## [REQUIRED WORK]
Once the pictures have been excluded, set down each remaining entry word for word.

RECORD EXCERPTS Block Start

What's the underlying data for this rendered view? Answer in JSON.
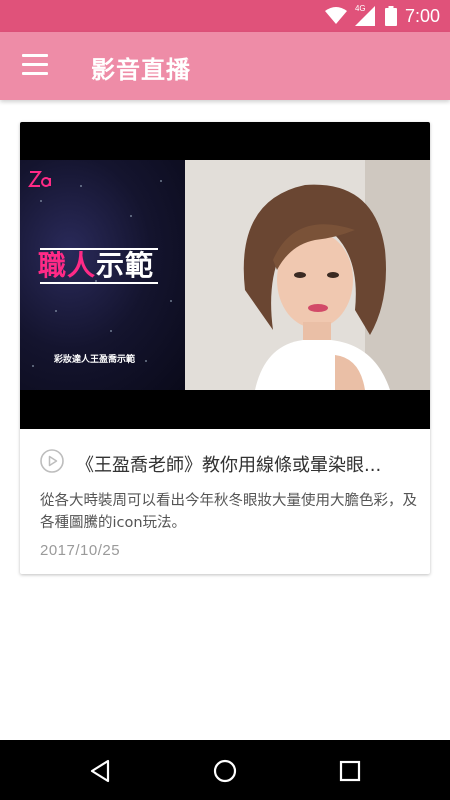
{
  "status_bar": {
    "time": "7:00",
    "network_label": "4G",
    "icons": [
      "wifi-icon",
      "signal-icon",
      "battery-icon"
    ]
  },
  "app_bar": {
    "title": "影音直播",
    "menu_icon": "hamburger-menu-icon"
  },
  "video_card": {
    "thumbnail": {
      "logo_text": "Za",
      "promo_title_pink": "職人",
      "promo_title_white": "示範",
      "promo_subtitle": "彩妝達人王盈喬示範"
    },
    "title": "《王盈喬老師》教你用線條或暈染眼...",
    "description": "從各大時裝周可以看出今年秋冬眼妝大量使用大膽色彩，及各種圖騰的icon玩法。",
    "date": "2017/10/25",
    "play_icon": "play-circle-icon"
  },
  "nav_bar": {
    "icons": [
      "back-icon",
      "home-icon",
      "recents-icon"
    ]
  },
  "colors": {
    "status_bar": "#e0527a",
    "app_bar": "#ee8ca7",
    "promo_pink": "#ff2a86"
  }
}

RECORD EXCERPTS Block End

## [WRITTEN RESPONSE]
What's the underlying data for this rendered view? Answer in JSON.
{
  "status_bar": {
    "time": "7:00",
    "network_label": "4G",
    "icons": [
      "wifi-icon",
      "signal-icon",
      "battery-icon"
    ]
  },
  "app_bar": {
    "title": "影音直播",
    "menu_icon": "hamburger-menu-icon"
  },
  "video_card": {
    "thumbnail": {
      "logo_text": "Za",
      "promo_title_pink": "職人",
      "promo_title_white": "示範",
      "promo_subtitle": "彩妝達人王盈喬示範"
    },
    "title": "《王盈喬老師》教你用線條或暈染眼...",
    "description": "從各大時裝周可以看出今年秋冬眼妝大量使用大膽色彩，及各種圖騰的icon玩法。",
    "date": "2017/10/25",
    "play_icon": "play-circle-icon"
  },
  "nav_bar": {
    "icons": [
      "back-icon",
      "home-icon",
      "recents-icon"
    ]
  },
  "colors": {
    "status_bar": "#e0527a",
    "app_bar": "#ee8ca7",
    "promo_pink": "#ff2a86"
  }
}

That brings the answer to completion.